◆ **Problem**
Pick out each line of the records in which the word "name" appears.

[Records from a data collection]
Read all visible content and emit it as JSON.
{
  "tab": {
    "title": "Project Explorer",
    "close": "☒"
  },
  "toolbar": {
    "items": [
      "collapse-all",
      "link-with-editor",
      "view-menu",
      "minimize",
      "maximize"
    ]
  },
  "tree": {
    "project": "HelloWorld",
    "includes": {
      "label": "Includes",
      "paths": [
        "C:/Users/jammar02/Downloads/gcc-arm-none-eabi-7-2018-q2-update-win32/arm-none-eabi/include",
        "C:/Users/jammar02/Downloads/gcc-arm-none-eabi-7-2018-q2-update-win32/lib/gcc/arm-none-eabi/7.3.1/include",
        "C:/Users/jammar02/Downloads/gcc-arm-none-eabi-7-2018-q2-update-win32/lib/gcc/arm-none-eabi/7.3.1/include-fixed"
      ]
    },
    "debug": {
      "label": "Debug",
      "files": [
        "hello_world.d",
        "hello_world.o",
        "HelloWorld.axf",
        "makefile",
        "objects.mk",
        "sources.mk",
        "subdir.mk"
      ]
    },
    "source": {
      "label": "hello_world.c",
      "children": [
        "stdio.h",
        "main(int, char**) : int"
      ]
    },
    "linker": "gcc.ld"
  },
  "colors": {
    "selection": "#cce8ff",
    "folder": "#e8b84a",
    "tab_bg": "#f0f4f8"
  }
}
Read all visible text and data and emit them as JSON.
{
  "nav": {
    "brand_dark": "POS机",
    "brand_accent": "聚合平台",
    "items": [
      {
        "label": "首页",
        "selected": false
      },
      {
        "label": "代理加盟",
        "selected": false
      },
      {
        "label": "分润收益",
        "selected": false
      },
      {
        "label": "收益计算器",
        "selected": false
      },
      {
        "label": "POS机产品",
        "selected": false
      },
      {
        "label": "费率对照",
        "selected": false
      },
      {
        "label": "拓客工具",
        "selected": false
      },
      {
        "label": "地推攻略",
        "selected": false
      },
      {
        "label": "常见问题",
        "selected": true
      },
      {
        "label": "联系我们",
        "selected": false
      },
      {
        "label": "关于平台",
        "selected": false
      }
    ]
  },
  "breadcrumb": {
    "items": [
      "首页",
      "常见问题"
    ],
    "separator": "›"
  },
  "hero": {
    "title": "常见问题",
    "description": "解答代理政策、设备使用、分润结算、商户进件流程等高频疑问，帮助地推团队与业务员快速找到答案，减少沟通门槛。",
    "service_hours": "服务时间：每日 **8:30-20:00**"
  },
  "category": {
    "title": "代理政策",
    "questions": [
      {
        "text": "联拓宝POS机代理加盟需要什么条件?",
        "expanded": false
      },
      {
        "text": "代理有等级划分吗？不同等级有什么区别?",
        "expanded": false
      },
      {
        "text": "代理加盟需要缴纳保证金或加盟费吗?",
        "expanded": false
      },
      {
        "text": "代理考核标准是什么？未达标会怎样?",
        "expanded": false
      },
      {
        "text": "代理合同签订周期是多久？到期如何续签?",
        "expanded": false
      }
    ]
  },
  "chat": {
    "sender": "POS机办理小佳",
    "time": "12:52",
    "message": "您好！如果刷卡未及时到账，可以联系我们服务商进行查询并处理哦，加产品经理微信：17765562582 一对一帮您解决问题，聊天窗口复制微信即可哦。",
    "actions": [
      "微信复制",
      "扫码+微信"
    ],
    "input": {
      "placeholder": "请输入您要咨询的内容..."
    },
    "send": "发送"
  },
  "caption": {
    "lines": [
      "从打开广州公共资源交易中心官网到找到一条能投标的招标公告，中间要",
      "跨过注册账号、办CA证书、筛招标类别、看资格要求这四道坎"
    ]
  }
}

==

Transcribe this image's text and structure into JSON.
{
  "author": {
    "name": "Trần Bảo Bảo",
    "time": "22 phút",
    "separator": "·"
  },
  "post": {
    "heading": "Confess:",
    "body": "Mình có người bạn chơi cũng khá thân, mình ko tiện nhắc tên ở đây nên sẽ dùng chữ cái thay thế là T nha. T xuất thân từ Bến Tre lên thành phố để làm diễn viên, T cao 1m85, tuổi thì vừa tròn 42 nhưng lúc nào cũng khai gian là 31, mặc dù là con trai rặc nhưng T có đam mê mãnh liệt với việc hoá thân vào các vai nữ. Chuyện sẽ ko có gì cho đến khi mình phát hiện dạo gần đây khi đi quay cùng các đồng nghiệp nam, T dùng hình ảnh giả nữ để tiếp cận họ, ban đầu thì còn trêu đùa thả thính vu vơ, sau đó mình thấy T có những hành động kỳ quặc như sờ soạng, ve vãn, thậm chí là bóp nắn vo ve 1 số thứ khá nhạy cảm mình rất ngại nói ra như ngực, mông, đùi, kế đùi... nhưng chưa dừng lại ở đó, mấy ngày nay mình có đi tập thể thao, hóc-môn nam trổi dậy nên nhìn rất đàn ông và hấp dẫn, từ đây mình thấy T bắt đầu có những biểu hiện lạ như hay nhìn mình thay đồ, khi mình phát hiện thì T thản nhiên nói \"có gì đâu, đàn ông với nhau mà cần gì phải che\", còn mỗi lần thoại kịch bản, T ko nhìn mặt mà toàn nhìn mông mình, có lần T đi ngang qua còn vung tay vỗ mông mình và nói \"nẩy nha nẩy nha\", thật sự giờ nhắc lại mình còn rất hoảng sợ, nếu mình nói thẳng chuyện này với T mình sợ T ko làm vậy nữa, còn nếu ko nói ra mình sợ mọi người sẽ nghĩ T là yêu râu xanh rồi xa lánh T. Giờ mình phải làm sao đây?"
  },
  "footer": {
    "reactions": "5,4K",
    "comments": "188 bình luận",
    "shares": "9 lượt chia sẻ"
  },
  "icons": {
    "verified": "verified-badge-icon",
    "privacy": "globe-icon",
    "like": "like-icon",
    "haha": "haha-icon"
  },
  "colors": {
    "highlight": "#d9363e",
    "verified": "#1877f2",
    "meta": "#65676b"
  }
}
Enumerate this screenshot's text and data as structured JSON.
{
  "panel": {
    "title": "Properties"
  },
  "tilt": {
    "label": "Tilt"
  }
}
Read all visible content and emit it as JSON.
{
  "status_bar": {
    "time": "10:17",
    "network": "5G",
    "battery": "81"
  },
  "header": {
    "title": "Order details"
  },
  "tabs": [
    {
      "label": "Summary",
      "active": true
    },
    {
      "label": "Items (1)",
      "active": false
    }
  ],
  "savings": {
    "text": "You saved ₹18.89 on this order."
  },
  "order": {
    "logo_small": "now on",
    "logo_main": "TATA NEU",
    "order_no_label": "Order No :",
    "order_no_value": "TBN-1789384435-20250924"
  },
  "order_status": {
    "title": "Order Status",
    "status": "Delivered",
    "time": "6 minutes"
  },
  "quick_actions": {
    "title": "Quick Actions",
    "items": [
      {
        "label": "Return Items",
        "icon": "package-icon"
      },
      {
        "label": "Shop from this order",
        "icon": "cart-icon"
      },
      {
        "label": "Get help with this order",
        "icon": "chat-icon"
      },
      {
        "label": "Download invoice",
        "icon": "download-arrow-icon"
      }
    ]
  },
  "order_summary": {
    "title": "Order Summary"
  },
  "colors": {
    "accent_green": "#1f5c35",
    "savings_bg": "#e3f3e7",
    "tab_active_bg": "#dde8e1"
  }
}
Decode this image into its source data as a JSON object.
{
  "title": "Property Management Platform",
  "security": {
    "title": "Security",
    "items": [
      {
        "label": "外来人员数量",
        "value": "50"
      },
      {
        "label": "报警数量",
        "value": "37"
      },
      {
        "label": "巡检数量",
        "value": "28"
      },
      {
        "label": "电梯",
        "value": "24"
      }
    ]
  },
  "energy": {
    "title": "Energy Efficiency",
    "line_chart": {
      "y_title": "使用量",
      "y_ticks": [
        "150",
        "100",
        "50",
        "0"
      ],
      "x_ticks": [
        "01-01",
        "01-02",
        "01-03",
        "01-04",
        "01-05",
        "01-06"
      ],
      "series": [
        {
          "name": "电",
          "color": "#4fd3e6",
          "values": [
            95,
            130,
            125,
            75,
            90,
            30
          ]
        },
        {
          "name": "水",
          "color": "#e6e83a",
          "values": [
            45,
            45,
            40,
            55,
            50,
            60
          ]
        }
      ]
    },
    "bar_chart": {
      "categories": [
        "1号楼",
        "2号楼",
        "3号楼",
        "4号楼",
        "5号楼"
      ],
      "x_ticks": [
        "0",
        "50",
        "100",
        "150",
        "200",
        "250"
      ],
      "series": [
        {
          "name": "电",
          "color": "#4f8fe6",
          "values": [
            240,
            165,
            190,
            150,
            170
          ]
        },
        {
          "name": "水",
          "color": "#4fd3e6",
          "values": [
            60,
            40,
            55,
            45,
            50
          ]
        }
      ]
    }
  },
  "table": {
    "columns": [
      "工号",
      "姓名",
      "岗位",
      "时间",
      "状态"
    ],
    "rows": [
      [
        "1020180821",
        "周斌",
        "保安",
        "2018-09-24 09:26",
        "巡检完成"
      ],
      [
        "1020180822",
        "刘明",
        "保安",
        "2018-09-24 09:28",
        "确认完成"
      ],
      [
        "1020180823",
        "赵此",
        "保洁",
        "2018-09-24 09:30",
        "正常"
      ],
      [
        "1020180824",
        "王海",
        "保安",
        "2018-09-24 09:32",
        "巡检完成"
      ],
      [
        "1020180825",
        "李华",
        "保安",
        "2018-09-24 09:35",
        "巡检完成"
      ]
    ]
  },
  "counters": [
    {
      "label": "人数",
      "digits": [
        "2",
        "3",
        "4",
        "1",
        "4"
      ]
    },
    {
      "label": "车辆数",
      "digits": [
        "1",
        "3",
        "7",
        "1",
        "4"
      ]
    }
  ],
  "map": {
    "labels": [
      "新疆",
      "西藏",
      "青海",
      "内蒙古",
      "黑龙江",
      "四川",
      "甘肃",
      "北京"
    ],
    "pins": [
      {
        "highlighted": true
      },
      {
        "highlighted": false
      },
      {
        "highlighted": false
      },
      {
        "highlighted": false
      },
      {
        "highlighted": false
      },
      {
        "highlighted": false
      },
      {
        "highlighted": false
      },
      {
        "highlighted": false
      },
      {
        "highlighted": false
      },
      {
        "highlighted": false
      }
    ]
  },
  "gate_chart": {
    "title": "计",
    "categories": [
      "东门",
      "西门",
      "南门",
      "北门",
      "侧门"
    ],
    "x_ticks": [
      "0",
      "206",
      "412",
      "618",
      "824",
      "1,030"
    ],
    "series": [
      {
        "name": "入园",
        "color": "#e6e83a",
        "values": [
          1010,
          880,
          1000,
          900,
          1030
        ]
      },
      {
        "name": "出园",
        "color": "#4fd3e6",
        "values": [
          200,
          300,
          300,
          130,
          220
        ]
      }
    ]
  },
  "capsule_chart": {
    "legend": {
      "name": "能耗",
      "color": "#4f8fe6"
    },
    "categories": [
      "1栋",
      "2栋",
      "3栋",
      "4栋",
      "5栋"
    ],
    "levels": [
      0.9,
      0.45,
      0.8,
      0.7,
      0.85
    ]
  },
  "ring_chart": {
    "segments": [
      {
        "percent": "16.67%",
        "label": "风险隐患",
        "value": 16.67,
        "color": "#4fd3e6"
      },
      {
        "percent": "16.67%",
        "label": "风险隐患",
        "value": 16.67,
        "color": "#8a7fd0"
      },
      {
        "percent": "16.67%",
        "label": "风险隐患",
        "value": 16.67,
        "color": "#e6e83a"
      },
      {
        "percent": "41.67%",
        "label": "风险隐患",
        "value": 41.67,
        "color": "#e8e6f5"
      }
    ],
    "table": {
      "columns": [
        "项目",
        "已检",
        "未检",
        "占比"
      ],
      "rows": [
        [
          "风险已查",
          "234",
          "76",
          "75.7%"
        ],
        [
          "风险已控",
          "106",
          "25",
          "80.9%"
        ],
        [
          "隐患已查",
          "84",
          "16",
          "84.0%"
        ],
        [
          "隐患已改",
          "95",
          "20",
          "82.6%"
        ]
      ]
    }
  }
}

◆ **Solved problem**
    "name": "Trần Bảo Bảo",
          "name": "电",
          "name": "水",
          "name": "电",
          "name": "水",
        "name": "入园",
        "name": "出园",
      "name": "能耗",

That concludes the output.